Cranial nerve IV:

Oculocephalic response, a neurop reflex that determines brain stem activity.

* Hold eyes open & turn head side to side- If eyes move bilaterally in opposite direction of head movement= means doll's eye reflex is present & cranial nerve is intact.

112

Comatose patient

They can still hear!

You can tell they are stressed or emotional by their VS. ↑VS not good for ICP or stroke pt.

113

Drug of choice for brain & spine injury

Decadon (dexamethasone), & methylpredisone (solumedrol) for spine & brain injury

114

Criteria for rtPa

Less than 3hrs since injury

Ischemic stroke only

Not pregnant

No open wounds

> 18yrs of age

115

SCI: Complete lesion

Total loss of motor, sensory & reflex activity from waist down

116

SCI: Central cord syndrome
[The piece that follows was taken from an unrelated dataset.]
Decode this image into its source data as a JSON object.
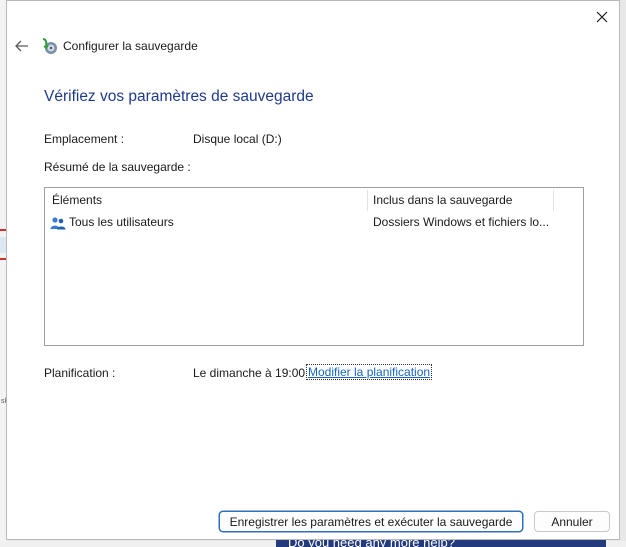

Hip to Lower neck- loss of motor function in upper shoulders

ABD- incomplete loss of motor function

117

Brown Sequard syndrome:

Loss of pain, temperature & light touch on opposite side of injury

Loss of motor function, vibration, position & deep touch sensation on same side as cord damage.

*Opposite side to injury site you lose sensation & on same side of injury site you lose motor function.

118

Lab values: AST

0-35 units/L

*In elderly slightly higher

* Females slightly lower

119

Lab values: ALT

4-36 international units/L

* Men, elderly & African Americans are slightly higher

120

pH:

7.35-7.45

↓ 7.35 is acidic

121

Pco2: Respiratory

35-45

↑ 45 is acidic

122

HCO-3:

22-26

↓ metabolic acidosis

123

Respiratory acidosis

Kidneys will retain increases amounts of HCO-3 to ↑ pH

* opposite for alkalosis

124

Metabolic acidosis

Lungs "blow off" CO2 to raise pH

* opposite for alkalosis